Quality pay 'unfair and intolerable'
Disgruntled GPC members have turned their venom on the quality framework, branding it 'unacceptable and unfair'.
The 'intolerable' payment system penalises GPs working in high-morbidity areas as well as any practice that ditches the discredited Carr-Hill formula in favour of the minimum practice income guarantee (MPIG), they complain.
The revolt said to have 'united' the GPC will come as a devastating blow to GP negotiators, following hot on the heels of the Carr-Hill fiasco and widespread dissatisfaction with MPIG.
Negotiators had hoped the prospect of large quality payments would tempt GPs towards a Yes vote. They admit some practices will have to work harder for the same quality pay but claim the unfairness is no worse than under the Red Book.
GPC member Dr Fay
Wilson said: 'The quality framework is not acceptable.'
MPIG practices faced a double whammy. Their payments would be weighted according to the original Carr-Hill formula and they would have 100 points docked in the first year and 150 in the
GPs in deprived areas would also lose out.
Dr Wilson, a GP in Birmingham, added: 'The framework contains intolerable inequities between practices with wide variations in prevalence of different conditions. There is a perverse incentive against effort in areas of real need.'
A practice with 5 per cent diabetes prevalence would be paid the same as a practice with 1 per cent prevalence, meaning GPs could cut the workload involved in earning points by failing to diagnose patients, she added.
Dr Rob Barnett, GPC member and secretary of Liverpool LMC, echoed her anxiety. 'I am extremely concerned because payments do not take account of workload. I don't think it is equitable.'
Dr Mustafa Karpasi, a Scottish GPC member and a GP in Inverclyde, said the GPC was united in its concerns. 'Everyone is agreed that the perverse incentive has to go.'
GP negotiator Dr Andrew Dearden said: 'It's true some GPs will gain more than others.

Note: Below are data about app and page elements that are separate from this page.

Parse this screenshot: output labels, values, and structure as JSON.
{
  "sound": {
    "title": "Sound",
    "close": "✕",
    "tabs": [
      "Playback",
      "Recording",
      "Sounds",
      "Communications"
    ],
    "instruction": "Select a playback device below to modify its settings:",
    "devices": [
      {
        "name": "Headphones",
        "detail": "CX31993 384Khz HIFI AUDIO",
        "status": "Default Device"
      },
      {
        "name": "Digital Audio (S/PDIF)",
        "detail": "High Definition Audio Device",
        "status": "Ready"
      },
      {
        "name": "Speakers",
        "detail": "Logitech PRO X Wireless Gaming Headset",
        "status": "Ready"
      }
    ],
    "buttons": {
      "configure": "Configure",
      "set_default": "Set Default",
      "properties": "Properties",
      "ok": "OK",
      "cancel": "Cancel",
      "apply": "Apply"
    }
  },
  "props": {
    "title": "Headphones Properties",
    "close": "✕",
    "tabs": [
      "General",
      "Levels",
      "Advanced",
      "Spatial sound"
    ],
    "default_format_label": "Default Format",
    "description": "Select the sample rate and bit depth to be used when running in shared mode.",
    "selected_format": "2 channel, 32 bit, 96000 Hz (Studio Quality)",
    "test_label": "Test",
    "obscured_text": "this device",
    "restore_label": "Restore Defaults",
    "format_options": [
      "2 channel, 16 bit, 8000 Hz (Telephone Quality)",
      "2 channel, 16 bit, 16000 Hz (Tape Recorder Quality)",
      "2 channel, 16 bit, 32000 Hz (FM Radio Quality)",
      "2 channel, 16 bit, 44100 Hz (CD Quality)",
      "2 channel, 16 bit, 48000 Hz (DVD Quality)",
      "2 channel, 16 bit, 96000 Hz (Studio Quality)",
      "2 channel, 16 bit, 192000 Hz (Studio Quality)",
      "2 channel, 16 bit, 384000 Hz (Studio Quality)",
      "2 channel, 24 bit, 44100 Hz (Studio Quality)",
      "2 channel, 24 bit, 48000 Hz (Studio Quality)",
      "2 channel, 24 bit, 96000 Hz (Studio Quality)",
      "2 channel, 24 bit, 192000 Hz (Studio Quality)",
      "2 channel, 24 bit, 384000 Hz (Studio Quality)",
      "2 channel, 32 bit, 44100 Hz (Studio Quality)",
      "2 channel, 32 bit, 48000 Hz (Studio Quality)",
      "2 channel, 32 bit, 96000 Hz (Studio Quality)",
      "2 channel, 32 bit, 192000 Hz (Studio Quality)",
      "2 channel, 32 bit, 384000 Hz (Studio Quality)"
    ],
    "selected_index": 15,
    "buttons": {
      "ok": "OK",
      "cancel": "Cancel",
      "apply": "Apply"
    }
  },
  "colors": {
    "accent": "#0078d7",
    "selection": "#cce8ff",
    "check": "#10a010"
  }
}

But if you look at the differences between Red Book payments now they can be equally wide and have nothing to do with workload.'